## INPUT
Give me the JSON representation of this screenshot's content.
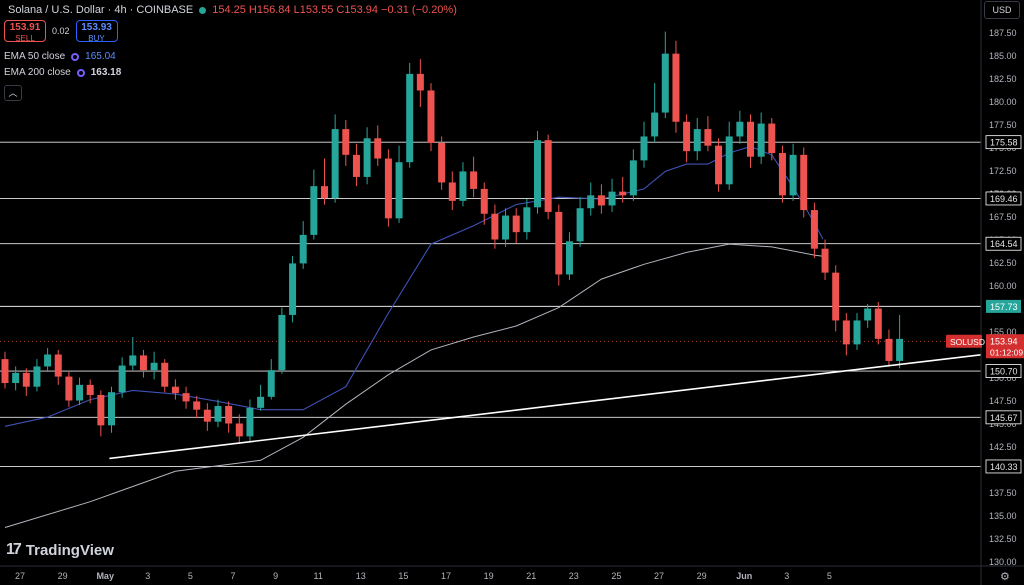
{
  "header": {
    "title": "Solana / U.S. Dollar · 4h · COINBASE",
    "ohlc": "154.25 H156.84 L153.55 C153.94 −0.31 (−0.20%)"
  },
  "trade": {
    "sell_price": "153.91",
    "sell_label": "SELL",
    "spread": "0.02",
    "buy_price": "153.93",
    "buy_label": "BUY"
  },
  "indicators": [
    {
      "name": "EMA 50 close",
      "value": "165.04",
      "color": "#3f51b5"
    },
    {
      "name": "EMA 200 close",
      "value": "163.18",
      "color": "#b2b5be"
    }
  ],
  "currency": "USD",
  "brand": "TradingView",
  "icons": [
    "settings-gear-icon",
    "collapse-chevron-icon",
    "tradingview-logo-icon"
  ],
  "colors": {
    "up": "#26a69a",
    "down": "#ef5350",
    "ema50": "#3f51b5",
    "ema200": "#b2b5be",
    "support": "#ffffff"
  },
  "chart_data": {
    "type": "candlestick",
    "symbol": "SOLUSD",
    "timeframe": "4h",
    "y_ticks": [
      "130.00",
      "132.50",
      "135.00",
      "137.50",
      "140.00",
      "142.50",
      "145.00",
      "147.50",
      "150.00",
      "152.50",
      "155.00",
      "157.50",
      "160.00",
      "162.50",
      "165.00",
      "167.50",
      "170.00",
      "172.50",
      "175.00",
      "177.50",
      "180.00",
      "182.50",
      "185.00",
      "187.50"
    ],
    "ylim": [
      129.5,
      189.5
    ],
    "x_ticks": [
      "27",
      "29",
      "May",
      "3",
      "5",
      "7",
      "9",
      "11",
      "13",
      "15",
      "17",
      "19",
      "21",
      "23",
      "25",
      "27",
      "29",
      "Jun",
      "3",
      "5"
    ],
    "price_lines": [
      {
        "label": "175.58",
        "value": 175.58,
        "highlight": false
      },
      {
        "label": "169.46",
        "value": 169.46,
        "highlight": false
      },
      {
        "label": "164.54",
        "value": 164.54,
        "highlight": false
      },
      {
        "label": "157.73",
        "value": 157.73,
        "highlight": true
      },
      {
        "label": "150.70",
        "value": 150.7,
        "highlight": false
      },
      {
        "label": "145.67",
        "value": 145.67,
        "highlight": false
      },
      {
        "label": "140.33",
        "value": 140.33,
        "highlight": false
      }
    ],
    "current": {
      "symbol": "SOLUSD",
      "price": "153.94",
      "countdown": "01:12:09",
      "value": 153.94
    },
    "trendline": {
      "from": {
        "day": 4.9,
        "price": 141.2
      },
      "to": {
        "day": 40.0,
        "price": 152.2
      }
    },
    "ema50_path": [
      [
        0,
        144.7
      ],
      [
        2,
        145.7
      ],
      [
        4,
        147.6
      ],
      [
        6,
        148.6
      ],
      [
        8,
        148.2
      ],
      [
        10,
        147.4
      ],
      [
        12,
        146.5
      ],
      [
        14,
        146.5
      ],
      [
        16,
        149.0
      ],
      [
        18,
        157.0
      ],
      [
        20,
        164.5
      ],
      [
        22,
        166.5
      ],
      [
        24,
        168.8
      ],
      [
        25,
        169.2
      ],
      [
        26,
        169.6
      ],
      [
        28,
        169.4
      ],
      [
        30,
        170.5
      ],
      [
        31,
        172.4
      ],
      [
        32,
        173.2
      ],
      [
        33,
        173.2
      ],
      [
        34,
        174.4
      ],
      [
        35,
        175.1
      ],
      [
        36,
        174.2
      ],
      [
        37,
        170.7
      ],
      [
        38,
        166.8
      ],
      [
        38.4,
        165.04
      ]
    ],
    "ema200_path": [
      [
        0,
        133.7
      ],
      [
        4,
        136.5
      ],
      [
        8,
        139.8
      ],
      [
        12,
        141.0
      ],
      [
        14,
        143.5
      ],
      [
        16,
        147.1
      ],
      [
        18,
        150.3
      ],
      [
        20,
        153.0
      ],
      [
        22,
        154.4
      ],
      [
        24,
        155.6
      ],
      [
        26,
        157.6
      ],
      [
        28,
        160.7
      ],
      [
        30,
        162.3
      ],
      [
        32,
        163.6
      ],
      [
        34,
        164.5
      ],
      [
        36,
        164.2
      ],
      [
        38,
        163.3
      ],
      [
        38.4,
        163.18
      ]
    ],
    "candles": [
      [
        0,
        152.0,
        149.4,
        152.8,
        148.8
      ],
      [
        0.5,
        149.4,
        150.5,
        151.2,
        148.6
      ],
      [
        1,
        150.5,
        149.0,
        151.0,
        148.0
      ],
      [
        1.5,
        149.0,
        151.2,
        152.0,
        148.5
      ],
      [
        2,
        151.2,
        152.5,
        153.2,
        150.6
      ],
      [
        2.5,
        152.5,
        150.1,
        153.0,
        149.2
      ],
      [
        3,
        150.1,
        147.5,
        150.6,
        146.8
      ],
      [
        3.5,
        147.5,
        149.2,
        150.0,
        147.0
      ],
      [
        4,
        149.2,
        148.1,
        149.8,
        147.2
      ],
      [
        4.5,
        148.1,
        144.8,
        148.6,
        143.6
      ],
      [
        5,
        144.8,
        148.4,
        149.0,
        144.0
      ],
      [
        5.5,
        148.4,
        151.3,
        152.2,
        147.8
      ],
      [
        6,
        151.3,
        152.4,
        154.4,
        150.8
      ],
      [
        6.5,
        152.4,
        150.8,
        153.0,
        150.0
      ],
      [
        7,
        150.8,
        151.6,
        152.8,
        149.8
      ],
      [
        7.5,
        151.6,
        149.0,
        152.0,
        148.4
      ],
      [
        8,
        149.0,
        148.3,
        149.8,
        147.6
      ],
      [
        8.5,
        148.3,
        147.4,
        149.0,
        146.6
      ],
      [
        9,
        147.4,
        146.5,
        148.0,
        145.6
      ],
      [
        9.5,
        146.5,
        145.2,
        147.2,
        144.2
      ],
      [
        10,
        145.2,
        146.9,
        147.6,
        144.6
      ],
      [
        10.5,
        146.9,
        145.0,
        147.4,
        144.0
      ],
      [
        11,
        145.0,
        143.6,
        146.0,
        142.8
      ],
      [
        11.5,
        143.6,
        146.7,
        147.6,
        143.0
      ],
      [
        12,
        146.7,
        147.9,
        149.2,
        146.4
      ],
      [
        12.5,
        147.9,
        150.8,
        152.0,
        147.6
      ],
      [
        13,
        150.8,
        156.8,
        157.6,
        150.4
      ],
      [
        13.5,
        156.8,
        162.4,
        163.2,
        156.0
      ],
      [
        14,
        162.4,
        165.5,
        167.0,
        161.8
      ],
      [
        14.5,
        165.5,
        170.8,
        172.6,
        165.0
      ],
      [
        15,
        170.8,
        169.5,
        173.8,
        168.8
      ],
      [
        15.5,
        169.5,
        177.0,
        178.6,
        169.0
      ],
      [
        16,
        177.0,
        174.2,
        178.0,
        173.0
      ],
      [
        16.5,
        174.2,
        171.8,
        175.4,
        170.8
      ],
      [
        17,
        171.8,
        176.0,
        177.2,
        171.0
      ],
      [
        17.5,
        176.0,
        173.8,
        177.4,
        173.0
      ],
      [
        18,
        173.8,
        167.3,
        174.8,
        166.4
      ],
      [
        18.5,
        167.3,
        173.4,
        175.2,
        166.8
      ],
      [
        19,
        173.4,
        183.0,
        184.2,
        172.8
      ],
      [
        19.5,
        183.0,
        181.2,
        184.6,
        179.4
      ],
      [
        20,
        181.2,
        175.5,
        182.0,
        174.6
      ],
      [
        20.5,
        175.5,
        171.2,
        176.2,
        170.4
      ],
      [
        21,
        171.2,
        169.2,
        172.4,
        168.2
      ],
      [
        21.5,
        169.2,
        172.4,
        173.4,
        168.6
      ],
      [
        22,
        172.4,
        170.5,
        174.0,
        169.6
      ],
      [
        22.5,
        170.5,
        167.8,
        171.2,
        166.6
      ],
      [
        23,
        167.8,
        165.0,
        168.8,
        164.0
      ],
      [
        23.5,
        165.0,
        167.6,
        168.4,
        164.2
      ],
      [
        24,
        167.6,
        165.8,
        168.4,
        164.6
      ],
      [
        24.5,
        165.8,
        168.5,
        169.4,
        165.0
      ],
      [
        25,
        168.5,
        175.8,
        176.8,
        167.8
      ],
      [
        25.5,
        175.8,
        168.0,
        176.4,
        167.2
      ],
      [
        26,
        168.0,
        161.2,
        168.8,
        160.0
      ],
      [
        26.5,
        161.2,
        164.8,
        165.8,
        160.6
      ],
      [
        27,
        164.8,
        168.4,
        169.6,
        164.2
      ],
      [
        27.5,
        168.4,
        169.8,
        171.2,
        167.6
      ],
      [
        28,
        169.8,
        168.7,
        171.0,
        167.8
      ],
      [
        28.5,
        168.7,
        170.2,
        171.6,
        168.0
      ],
      [
        29,
        170.2,
        169.8,
        171.8,
        169.0
      ],
      [
        29.5,
        169.8,
        173.6,
        174.8,
        169.2
      ],
      [
        30,
        173.6,
        176.2,
        177.8,
        172.8
      ],
      [
        30.5,
        176.2,
        178.8,
        182.0,
        175.6
      ],
      [
        31,
        178.8,
        185.2,
        187.6,
        178.2
      ],
      [
        31.5,
        185.2,
        177.8,
        186.6,
        176.6
      ],
      [
        32,
        177.8,
        174.6,
        178.6,
        173.4
      ],
      [
        32.5,
        174.6,
        177.0,
        178.2,
        173.6
      ],
      [
        33,
        177.0,
        175.2,
        178.4,
        174.6
      ],
      [
        33.5,
        175.2,
        171.0,
        176.0,
        170.2
      ],
      [
        34,
        171.0,
        176.2,
        177.8,
        170.4
      ],
      [
        34.5,
        176.2,
        177.8,
        179.0,
        175.4
      ],
      [
        35,
        177.8,
        174.0,
        178.6,
        172.8
      ],
      [
        35.5,
        174.0,
        177.6,
        178.8,
        173.2
      ],
      [
        36,
        177.6,
        174.4,
        178.2,
        173.6
      ],
      [
        36.5,
        174.4,
        169.8,
        175.2,
        169.0
      ],
      [
        37,
        169.8,
        174.2,
        175.4,
        169.2
      ],
      [
        37.5,
        174.2,
        168.2,
        175.0,
        167.4
      ],
      [
        38,
        168.2,
        164.0,
        169.0,
        163.0
      ],
      [
        38.5,
        164.0,
        161.4,
        165.0,
        160.6
      ],
      [
        39,
        161.4,
        156.2,
        162.2,
        155.0
      ],
      [
        39.5,
        156.2,
        153.6,
        157.0,
        152.4
      ],
      [
        40,
        153.6,
        156.2,
        157.0,
        153.0
      ],
      [
        40.5,
        156.2,
        157.5,
        158.0,
        155.4
      ],
      [
        41,
        157.5,
        154.2,
        158.2,
        153.6
      ],
      [
        41.5,
        154.2,
        151.8,
        155.2,
        151.2
      ],
      [
        42,
        151.8,
        154.2,
        156.8,
        151.0
      ]
    ]
  }
}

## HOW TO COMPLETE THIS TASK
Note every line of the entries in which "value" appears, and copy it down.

## COMPLETED TASK
      "value": "165.04",
      "value": "163.18",
        "value": 175.58,
        "value": 169.46,
        "value": 164.54,
        "value": 157.73,
        "value": 150.7,
        "value": 145.67,
        "value": 140.33,
      "value": 153.94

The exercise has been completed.